A technical write-up explaining AWS S3 misconfiguration is available on our Labs blog.
AWS Simple Storage Service (often shortened to S3) is used by companies that don’t want to build and maintain their own storage repositories. By using Amazon Simple Storage Service, they can store objects and files on a virtual server instead of on physical racks – in simple terms, the service is basically “A Dropbox for IT and Tech teams”. After the user has created their bucket, they can start storing their source code, certificates, passwords, content, databases and other data. While AWS promise safely stored data and secure up-and downloads, the security community has for a long time pointed out severe misconfigurations. If you are vulnerable, attackers could get full access to your S3 bucket, allowing them to download, upload and overwrite files.
The Disposable mail Team has taken a deep dive into AWS asset controls, and will explain how easy it is for hackers to exploit the misconfigurations. Continue reading if you want to know how you can prevent this from happening.
How it is done
The S3 bucket name is not a secret, and there are many ways to figure it out. Once the attacker knows it, there are multiple misconfigurations that can be used to either access or modify information, leading to three different scenarios. By using the AWS Command Line to talk to Amazon’s API, the attacker can:
- get access to list and read files in S3 bucket
- write/upload files to S3 bucket
- change access rights to all objects and control the content of the files (full control of the bucket does not mean the attacker gains full read access of the objects, but they can control the content)
Please note that attackers can gain access without the company hosting the S3 bucket ever noticing or finding out.
AWS are aware of the security issue, but are not likely to mitigate it since it is caused by user misconfigurations.
What can happen
When Disposable mail’s Security Advisor Frans Rosén, a prominent white hat hacker, did the underlying research for his Proof of Concept blog post, he could control assets on high profile websites, meaning he could do anything from overwrite files, upload vulnerable files, and download Intellectual property.
All instances disclosed in the Labs post were reported to the affected parties using responsible disclosure policies. In some of the cases, third party companies were involved and we got assistance from the companies affected to contact the vulnerable party.
Since so many companies store sensitive data in S3 buckets, any leak could be devastating. You might remember the Million Dollar Instagram Bug that allowed security researcher Wes Wineberg to access every single image and account on Instagram. This was only possible because he had gained access to Instagram’s S3 bucket, where the company stored everything from source code to images. “To say that I had gained access to basically all of Instagram’s secret key material would probably be a fair statement,” wrote Wineberg. “With the keys I obtained, I could now easily impersonate Instagram, or impersonate any valid user or staff member.

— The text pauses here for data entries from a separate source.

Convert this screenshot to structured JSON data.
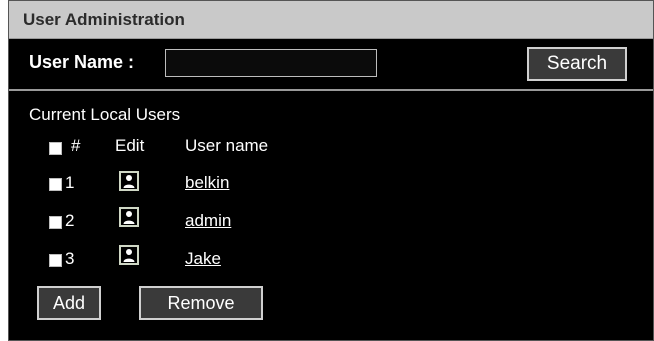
{
  "window": {
    "title": "User Administration"
  },
  "search": {
    "label": "User Name :",
    "value": "",
    "placeholder": "",
    "button_label": "Search"
  },
  "users_section": {
    "title": "Current Local Users",
    "headers": {
      "number": "#",
      "edit": "Edit",
      "username": "User name"
    },
    "rows": [
      {
        "number": "1",
        "username": "belkin",
        "edit_icon": "user-edit-icon"
      },
      {
        "number": "2",
        "username": "admin",
        "edit_icon": "user-edit-icon"
      },
      {
        "number": "3",
        "username": "Jake",
        "edit_icon": "user-edit-icon"
      }
    ]
  },
  "actions": {
    "add_label": "Add",
    "remove_label": "Remove"
  }
}
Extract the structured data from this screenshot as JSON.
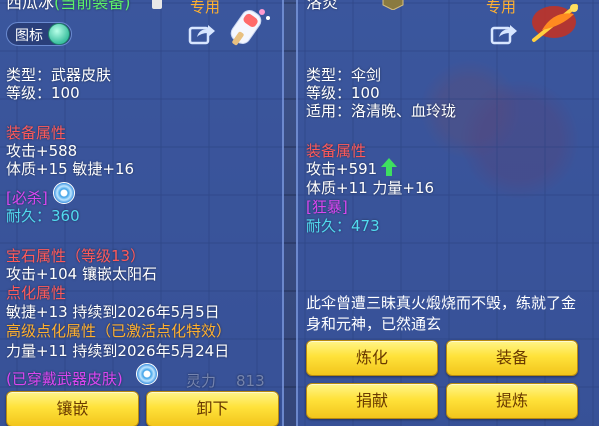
{
  "left": {
    "title_name": "西瓜冰",
    "title_equipped": "(当前装备)",
    "usable": "专用",
    "icon_toggle_label": "图标",
    "type_line": "类型：武器皮肤",
    "level_line": "等级：100",
    "equip_attr_header": "装备属性",
    "attack_line": "攻击+588",
    "stats_line": "体质+15 敏捷+16",
    "special_tag": "[必杀]",
    "durability_label": "耐久：",
    "durability_value": "360",
    "gem_header": "宝石属性（等级13）",
    "gem_line": "攻击+104 镶嵌太阳石",
    "enhance_header": "点化属性",
    "enhance_line": "敏捷+13 持续到2026年5月5日",
    "adv_enhance_header": "高级点化属性（已激活点化特效）",
    "adv_enhance_line": "力量+11 持续到2026年5月24日",
    "skin_note": "(已穿戴武器皮肤)",
    "bg_stat_label": "灵力",
    "bg_stat_value": "813",
    "buttons": {
      "inlay": "镶嵌",
      "unequip": "卸下"
    }
  },
  "right": {
    "title_name": "洛炎",
    "usable": "专用",
    "type_line": "类型：伞剑",
    "level_line": "等级：100",
    "for_line": "适用：洛清晚、血玲珑",
    "equip_attr_header": "装备属性",
    "attack_line": "攻击+591",
    "stats_line": "体质+11 力量+16",
    "special_tag": "[狂暴]",
    "durability_label": "耐久：",
    "durability_value": "473",
    "description": "此伞曾遭三昧真火煅烧而不毁，练就了金身和元神，已然通玄",
    "buttons": {
      "refine": "炼化",
      "equip": "装备",
      "donate": "捐献",
      "extract": "提炼"
    }
  },
  "colors": {
    "section_red": "#ff5a5a",
    "durability_cyan": "#52dbf0",
    "special_purple": "#d946f0",
    "enhance_orange": "#ffb030",
    "equipped_green": "#5cf06a",
    "button_yellow": "#ffe23a",
    "button_text": "#6a3a00"
  },
  "icons": [
    "share-icon",
    "ice-pop-icon",
    "fire-umbrella-icon",
    "swirl-icon",
    "up-arrow-icon",
    "lock-icon",
    "emblem-icon"
  ]
}
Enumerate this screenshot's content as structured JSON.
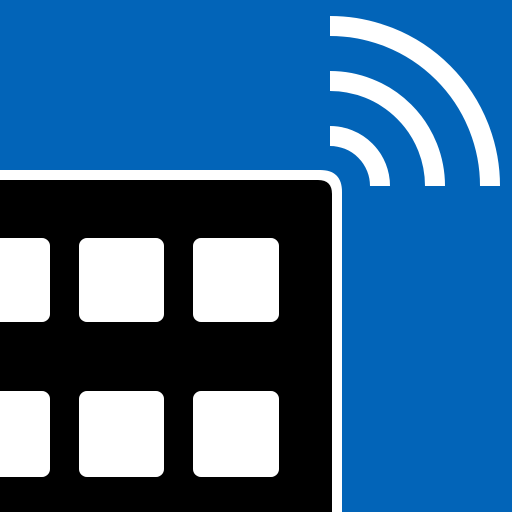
{
  "icon": {
    "name": "wireless-keypad-app-icon",
    "background_color": "#0264b8",
    "keypad_color": "#000000",
    "key_color": "#ffffff",
    "signal_color": "#ffffff",
    "outline_color": "#ffffff",
    "visible_keys": 6,
    "signal_arcs": 3
  }
}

While out of scope, I would have easily been able to gain full access to any user’s account, private pictures and data.”
Here is another example of a public bug bounty report where a security researcher could write files to HackerOne’s bucket without any read access: https://hackerone.com/reports/128088
How to fix it
Change privileges on your bucket: https://docs.aws.amazon.com/AmazonS3/latest/UG/EditingBucketPermissions.html (using AWS Command Line helps proving that exploitation is possible)
Scan your website with Disposable mail (If you already have a Disposable mail account and would like to check your S3 configuration, simply create a new scan profile pointing to your S3 bucket.)
Read the detailed guides and resources in the tool
Test if you are vulnerable with Disposable mail
Disposable mail scans for S3 misconfigurations with a severity range between 4.4-9 on the CVSS scale. They are all placed in the security misconfiguration category in the Disposable mail tool.
The 6 vulnerability types are:
Amazon S3 bucket allows for full anonymous access
Amazon S3 bucket allows for arbitrary file listing
Amazon S3 bucket allows for arbitrary file upload and exposure
Amazon S3 bucket allows for blind uploads
Amazon S3 bucket allows arbitrary read/writes of objects
Amazon S3 bucket reveals ACP/ACL
Read Frans’ full blog post if you want a more detailed walkthrough of the misconfiguration, and reach out to us if you have any questions!
//The Disposable mail Team